TV execs need to think about what would happen if a contestant were to suffer serious psychiatric damage, die or to commit suicide.
When will the torture ever end? It’s a question we should all be asking ourselves now that I’m a Celebrity is back on the telly. And I’m not talking about the bushtucker trials.
Already one of the contestants, ex-EastEnder Elaine Lordan, has left the show after a health scare. She follows in the footsteps of Johnny Rotten, Brian Harvey, Natalie Appleton and Daniella Westbrook, who all cracked under the strain of demonstrating evidence of a personality while worrying about where to find soft toilet paper and the latest copy of Heat.
But how long are broadcasters going to wait in their quest for ratings in this 21st century version of the Victorian freak show before someone really does suffer? They may claim it’s all just innocent entertainment – just like the freak show proprietors 100 years ago – but we know it’s far more about guilty profit.
And what will happen when a contestant on one of the many UK reality shows suffers serious psychiatric damage, or dies, or commits suicide? Even the most cynical TV exec would draw the line at a celebrity suicide, but only because it would be bad PR – in reality they’d be thinking about the biggest ratings success of the year.
They need to start thinking about the consequences of what they are doing before it happens – and before the lawyers lining up like vultures to represent the “victims” of American reality shows cash in.
At least the celebs in the jungle have a support network of agents and publicists to protect them. But what about the latest herd of lambs being led to the slaughter in Space Cadets, Channel 4’s latest wheeze in the increasingly unreal world of, erm, reality TV?
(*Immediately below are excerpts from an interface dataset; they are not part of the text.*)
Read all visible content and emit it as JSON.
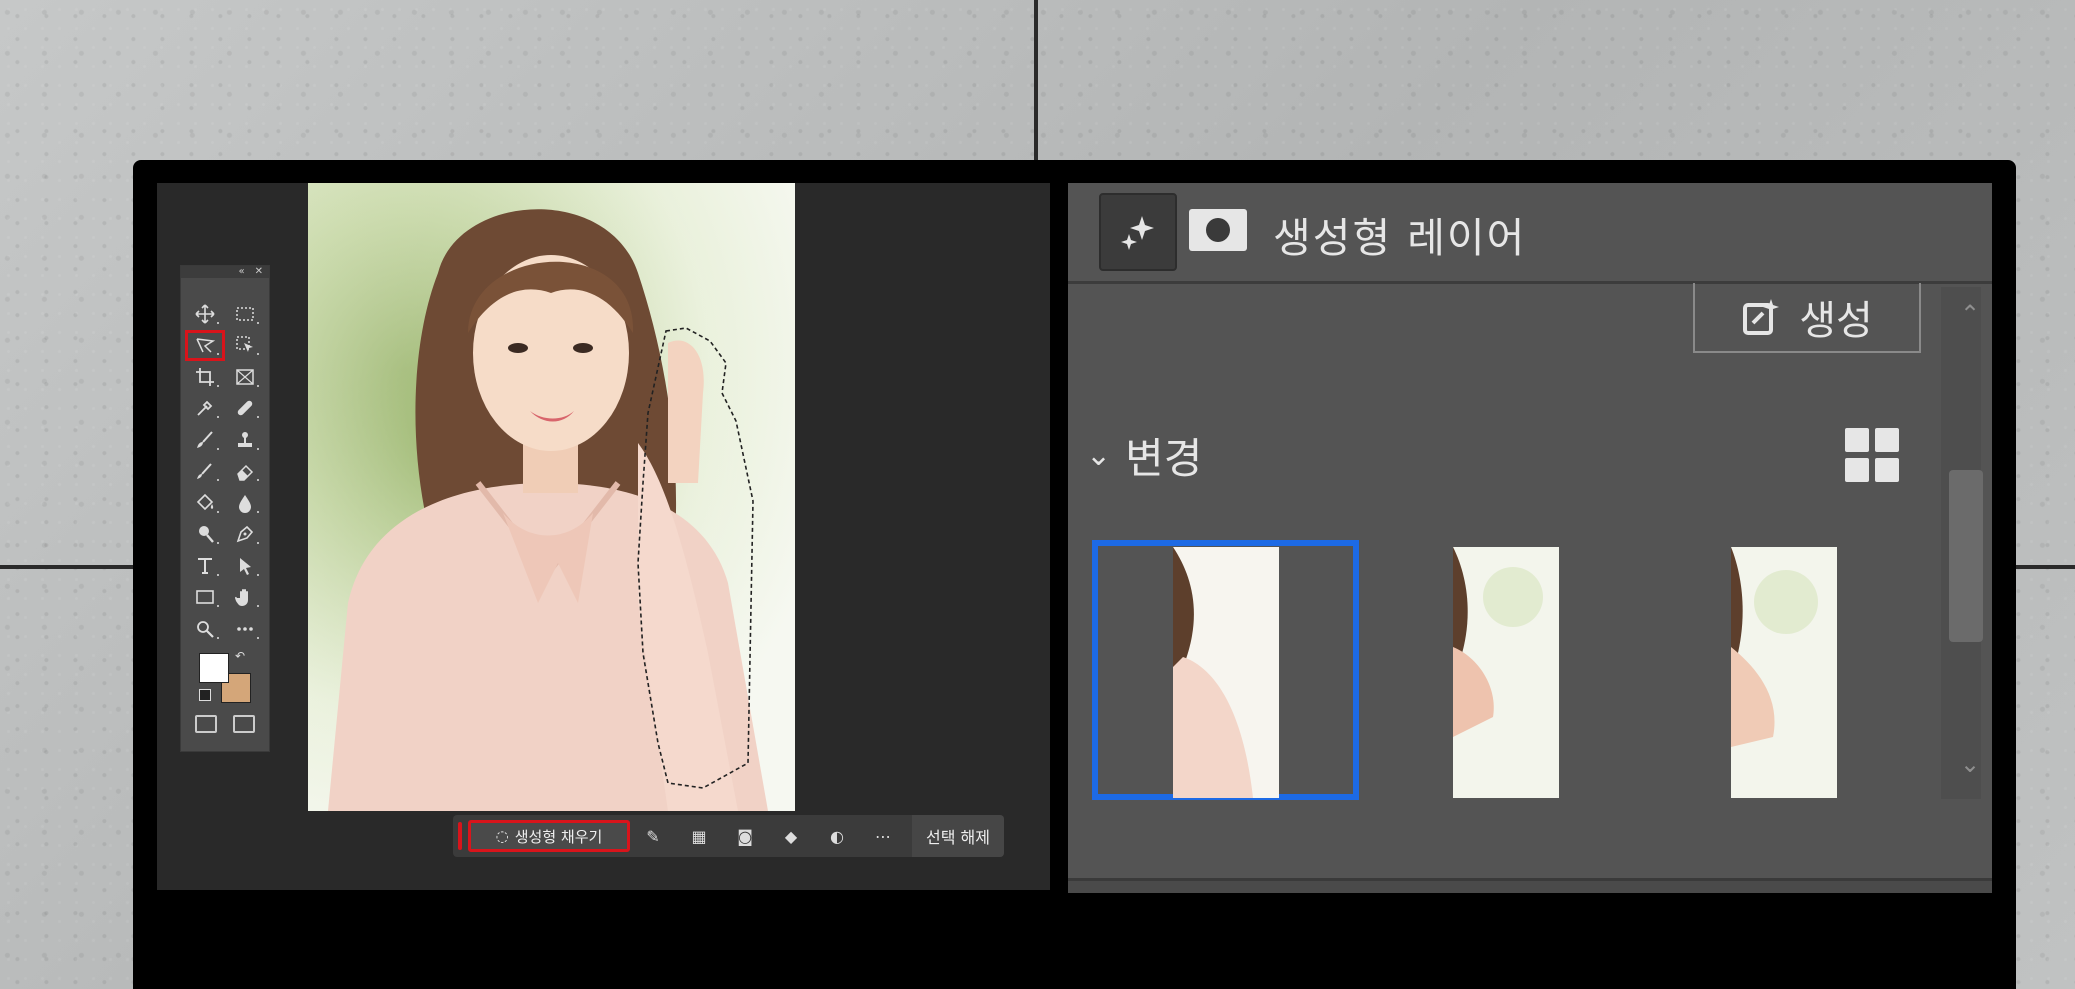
{
  "taskbar": {
    "generative_fill_label": "생성형 채우기",
    "deselect_label": "선택 해제"
  },
  "properties_panel": {
    "title": "생성형 레이어",
    "generate_button_label": "생성",
    "variations_heading": "변경",
    "variations_count": 3,
    "selected_variation": 1
  },
  "toolbar": {
    "selected_tool": "lasso-tool",
    "foreground_color": "#ffffff",
    "background_color": "#d4a679"
  },
  "colors": {
    "selection_highlight": "#d9141b",
    "variation_selected": "#1d6ae5"
  }
}
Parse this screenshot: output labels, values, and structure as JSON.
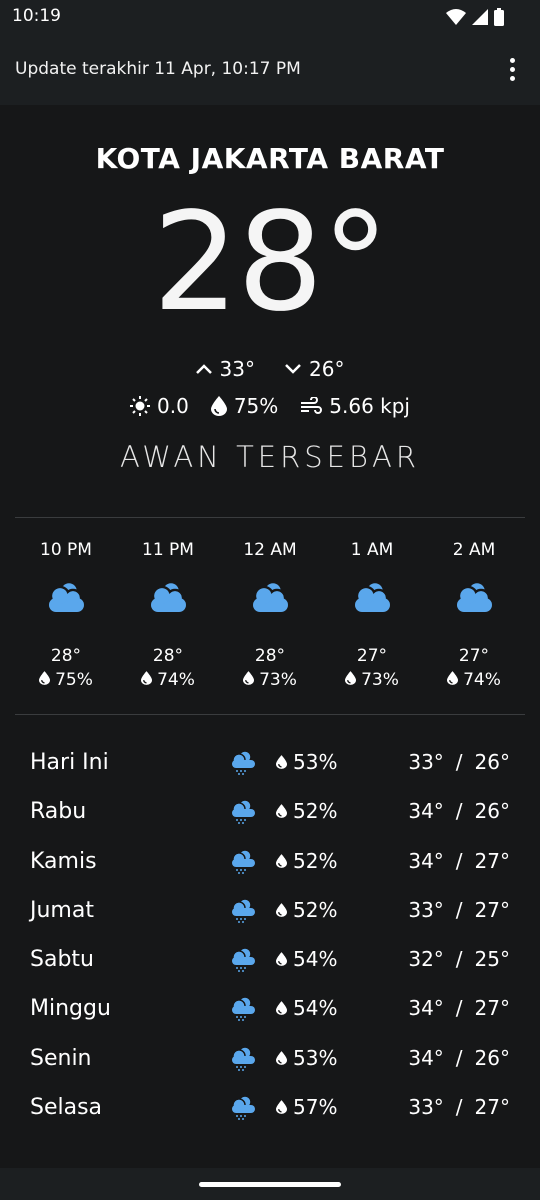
{
  "status_bar": {
    "time": "10:19"
  },
  "app_bar": {
    "update_text": "Update terakhir 11 Apr, 10:17 PM"
  },
  "current": {
    "city": "KOTA JAKARTA BARAT",
    "temperature": "28°",
    "high": "33°",
    "low": "26°",
    "uv": "0.0",
    "humidity": "75%",
    "wind": "5.66 kpj",
    "description": "AWAN TERSEBAR"
  },
  "hourly": [
    {
      "time": "10 PM",
      "temp": "28°",
      "humidity": "75%",
      "icon": "cloud-icon"
    },
    {
      "time": "11 PM",
      "temp": "28°",
      "humidity": "74%",
      "icon": "cloud-icon"
    },
    {
      "time": "12 AM",
      "temp": "28°",
      "humidity": "73%",
      "icon": "cloud-icon"
    },
    {
      "time": "1 AM",
      "temp": "27°",
      "humidity": "73%",
      "icon": "cloud-icon"
    },
    {
      "time": "2 AM",
      "temp": "27°",
      "humidity": "74%",
      "icon": "cloud-icon"
    }
  ],
  "daily": [
    {
      "day": "Hari Ini",
      "humidity": "53%",
      "high": "33°",
      "low": "26°",
      "icon": "rain-cloud-icon"
    },
    {
      "day": "Rabu",
      "humidity": "52%",
      "high": "34°",
      "low": "26°",
      "icon": "rain-cloud-icon"
    },
    {
      "day": "Kamis",
      "humidity": "52%",
      "high": "34°",
      "low": "27°",
      "icon": "rain-cloud-icon"
    },
    {
      "day": "Jumat",
      "humidity": "52%",
      "high": "33°",
      "low": "27°",
      "icon": "rain-cloud-icon"
    },
    {
      "day": "Sabtu",
      "humidity": "54%",
      "high": "32°",
      "low": "25°",
      "icon": "rain-cloud-icon"
    },
    {
      "day": "Minggu",
      "humidity": "54%",
      "high": "34°",
      "low": "27°",
      "icon": "rain-cloud-icon"
    },
    {
      "day": "Senin",
      "humidity": "53%",
      "high": "34°",
      "low": "26°",
      "icon": "rain-cloud-icon"
    },
    {
      "day": "Selasa",
      "humidity": "57%",
      "high": "33°",
      "low": "27°",
      "icon": "rain-cloud-icon"
    }
  ],
  "separator": "/",
  "colors": {
    "background": "#161718",
    "bar": "#1c1f21",
    "icon_blue": "#5aa7ec",
    "text": "#ffffff"
  }
}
This bunch of mugs – sorry, contestants – think they’ve entered a “reality” show which takes them to Russia to be trained as astronauts before blasting them into space. In reality, they’re somewhere in England and won’t be leaving terra firma at all, but will be exposed as gullible cretins for our amusement.
It’s one thing to humiliate acquiescent D-list celebs who are willing to pay the price in order to relaunch their moribund careers. It’s quite another to take nine “ordinary” people whose only crime is to share what was until recently every schoolboy’s dream of becoming an astronaut.
Now, of course, every schoolboy and schoolgirl’s dream is to be famous and this is the first step on the ladder. But unlike the celebs, whose worst fate is that they end up on a satellite game show, these wannabe astronauts are doomed to be remembered evermore as the mugs of the century. They’ll come out of there with “loser” tattooed across their foreheads and will be defined by their failure for life.
I’m all for people getting their 15 minutes of fame – I’m paid to help them! – but this is too much. It’s time the TV companies took more responsibility for the casualties they create.